[Web page and app entries]

+-------+

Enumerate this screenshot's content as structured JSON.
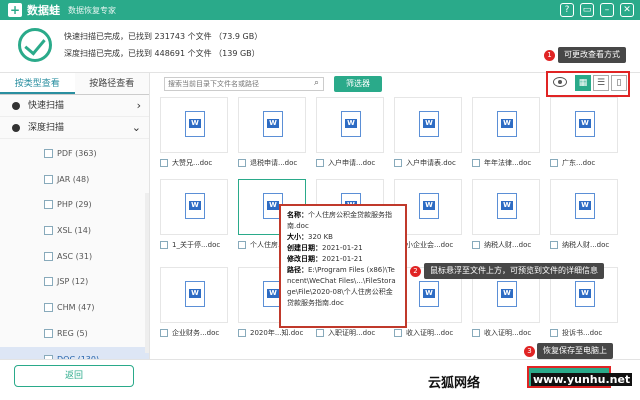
{
  "app": {
    "logo_glyph": "+",
    "name": "数据蛙",
    "slogan": "数据恢复专家"
  },
  "window_buttons": [
    "?",
    "▭",
    "–",
    "✕"
  ],
  "status": {
    "quick": "快速扫描已完成，已找到 231743 个文件 （73.9 GB）",
    "deep": "深度扫描已完成，已找到 448691 个文件 （139 GB）"
  },
  "sidebar": {
    "tabs": [
      "按类型查看",
      "按路径查看"
    ],
    "quick_scan": "快速扫描",
    "deep_scan": "深度扫描",
    "items": [
      {
        "label": "PDF (363)"
      },
      {
        "label": "JAR (48)"
      },
      {
        "label": "PHP (29)"
      },
      {
        "label": "XSL (14)"
      },
      {
        "label": "ASC (31)"
      },
      {
        "label": "JSP (12)"
      },
      {
        "label": "CHM (47)"
      },
      {
        "label": "REG (5)"
      },
      {
        "label": "DOC (130)"
      }
    ]
  },
  "toolbar": {
    "search_placeholder": "搜索当前目录下文件名或路径",
    "filter_label": "筛选器"
  },
  "view_buttons": [
    "▦",
    "☰",
    "▯"
  ],
  "files": [
    {
      "name": "大赞兄...doc"
    },
    {
      "name": "退税申请...doc"
    },
    {
      "name": "入户申请...doc"
    },
    {
      "name": "入户申请表.doc"
    },
    {
      "name": "年年法律...doc"
    },
    {
      "name": "广东...doc"
    },
    {
      "name": "1_关于停...doc"
    },
    {
      "name": "个人住房...doc"
    },
    {
      "name": ""
    },
    {
      "name": "小企业会...doc"
    },
    {
      "name": "纳税人财...doc"
    },
    {
      "name": "纳税人财...doc"
    },
    {
      "name": "企业财务...doc"
    },
    {
      "name": "2020年...知.doc"
    },
    {
      "name": "入职证明...doc"
    },
    {
      "name": "收入证明...doc"
    },
    {
      "name": "收入证明...doc"
    },
    {
      "name": "投诉书...doc"
    }
  ],
  "tooltip": {
    "name_label": "名称：",
    "name_value": "个人住房公积金贷款服务指南.doc",
    "size_label": "大小：",
    "size_value": "320 KB",
    "created_label": "创建日期：",
    "created_value": "2021-01-21",
    "modified_label": "修改日期：",
    "modified_value": "2021-01-21",
    "path_label": "路径：",
    "path_value": "E:\\Program Files (x86)\\Tencent\\WeChat Files\\...\\FileStorage\\File\\2020-08\\个人住房公积金贷款服务指南.doc"
  },
  "annotations": [
    {
      "num": "1",
      "text": "可更改查看方式"
    },
    {
      "num": "2",
      "text": "鼠标悬浮至文件上方，可预览到文件的详细信息"
    },
    {
      "num": "3",
      "text": "恢复保存至电脑上"
    }
  ],
  "bottom": {
    "back_label": "返回"
  },
  "watermark": {
    "text": "云狐网络",
    "url": "www.yunhu.net"
  },
  "colors": {
    "brand": "#2aaa8a",
    "highlight": "#e02424",
    "selected_bg": "#dde6f5"
  }
}
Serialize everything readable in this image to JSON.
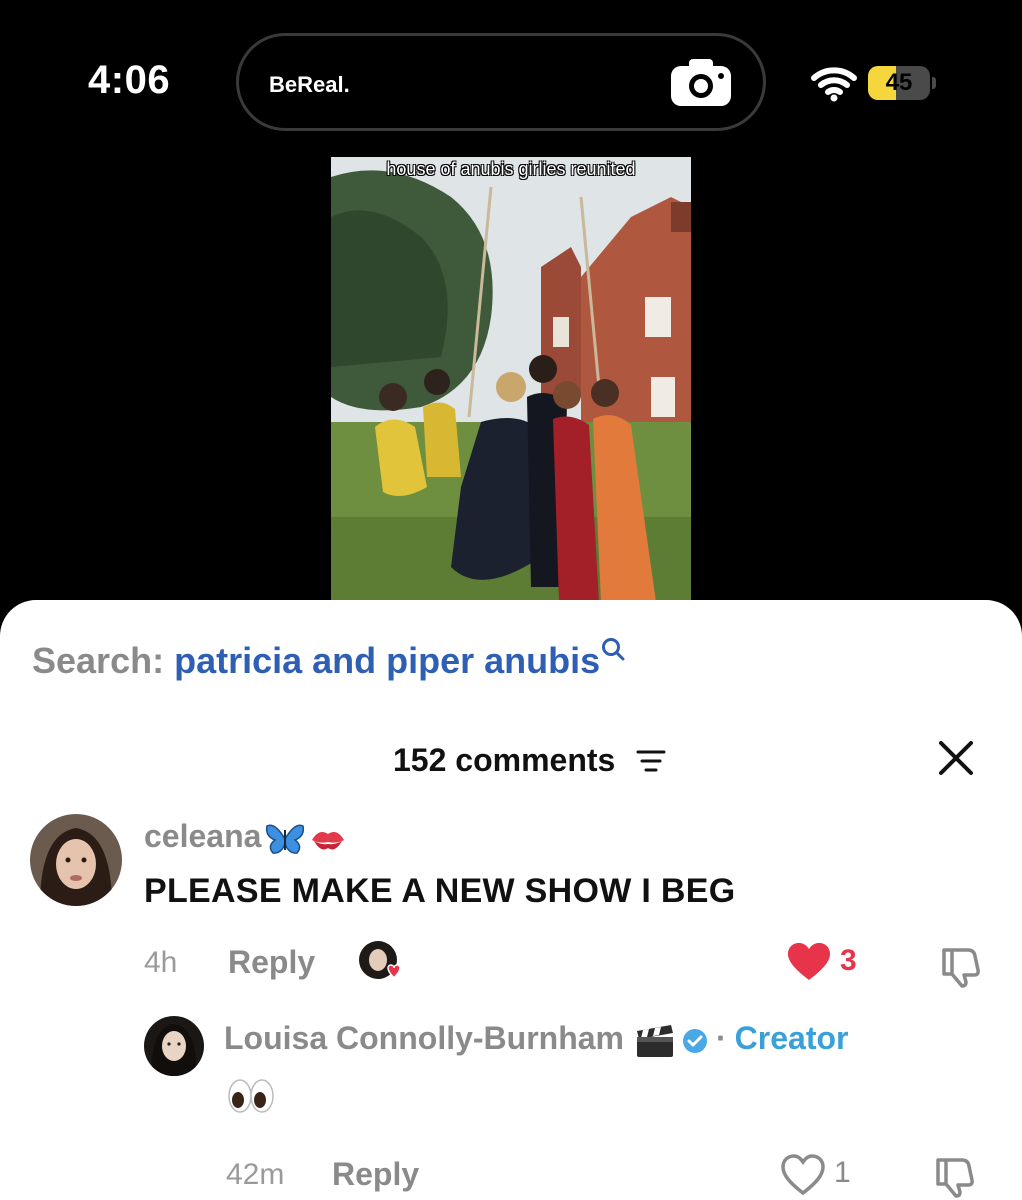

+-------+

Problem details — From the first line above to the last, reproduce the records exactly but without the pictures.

Exercise result —
Enumerate this screenshot's content as structured JSON.
{
  "app": {
    "logo_glyph": "+",
    "name": "数据蛙",
    "slogan": "数据恢复专家"
  },
  "window_buttons": [
    "?",
    "▭",
    "–",
    "✕"
  ],
  "status": {
    "quick": "快速扫描已完成，已找到 231743 个文件 （73.9 GB）",
    "deep": "深度扫描已完成，已找到 448691 个文件 （139 GB）"
  },
  "sidebar": {
    "tabs": [
      "按类型查看",
      "按路径查看"
    ],
    "quick_scan": "快速扫描",
    "deep_scan": "深度扫描",
    "items": [
      {
        "label": "PDF (363)"
      },
      {
        "label": "JAR (48)"
      },
      {
        "label": "PHP (29)"
      },
      {
        "label": "XSL (14)"
      },
      {
        "label": "ASC (31)"
      },
      {
        "label": "JSP (12)"
      },
      {
        "label": "CHM (47)"
      },
      {
        "label": "REG (5)"
      },
      {
        "label": "DOC (130)"
      }
    ]
  },
  "toolbar": {
    "search_placeholder": "搜索当前目录下文件名或路径",
    "filter_label": "筛选器"
  },
  "view_buttons": [
    "▦",
    "☰",
    "▯"
  ],
  "files": [
    {
      "name": "大赞兄...doc"
    },
    {
      "name": "退税申请...doc"
    },
    {
      "name": "入户申请...doc"
    },
    {
      "name": "入户申请表.doc"
    },
    {
      "name": "年年法律...doc"
    },
    {
      "name": "广东...doc"
    },
    {
      "name": "1_关于停...doc"
    },
    {
      "name": "个人住房...doc"
    },
    {
      "name": ""
    },
    {
      "name": "小企业会...doc"
    },
    {
      "name": "纳税人财...doc"
    },
    {
      "name": "纳税人财...doc"
    },
    {
      "name": "企业财务...doc"
    },
    {
      "name": "2020年...知.doc"
    },
    {
      "name": "入职证明...doc"
    },
    {
      "name": "收入证明...doc"
    },
    {
      "name": "收入证明...doc"
    },
    {
      "name": "投诉书...doc"
    }
  ],
  "tooltip": {
    "name_label": "名称：",
    "name_value": "个人住房公积金贷款服务指南.doc",
    "size_label": "大小：",
    "size_value": "320 KB",
    "created_label": "创建日期：",
    "created_value": "2021-01-21",
    "modified_label": "修改日期：",
    "modified_value": "2021-01-21",
    "path_label": "路径：",
    "path_value": "E:\\Program Files (x86)\\Tencent\\WeChat Files\\...\\FileStorage\\File\\2020-08\\个人住房公积金贷款服务指南.doc"
  },
  "annotations": [
    {
      "num": "1",
      "text": "可更改查看方式"
    },
    {
      "num": "2",
      "text": "鼠标悬浮至文件上方，可预览到文件的详细信息"
    },
    {
      "num": "3",
      "text": "恢复保存至电脑上"
    }
  ],
  "bottom": {
    "back_label": "返回"
  },
  "watermark": {
    "text": "云狐网络",
    "url": "www.yunhu.net"
  },
  "colors": {
    "brand": "#2aaa8a",
    "highlight": "#e02424",
    "selected_bg": "#dde6f5"
  }
}
Serialize everything readable in this image to JSON.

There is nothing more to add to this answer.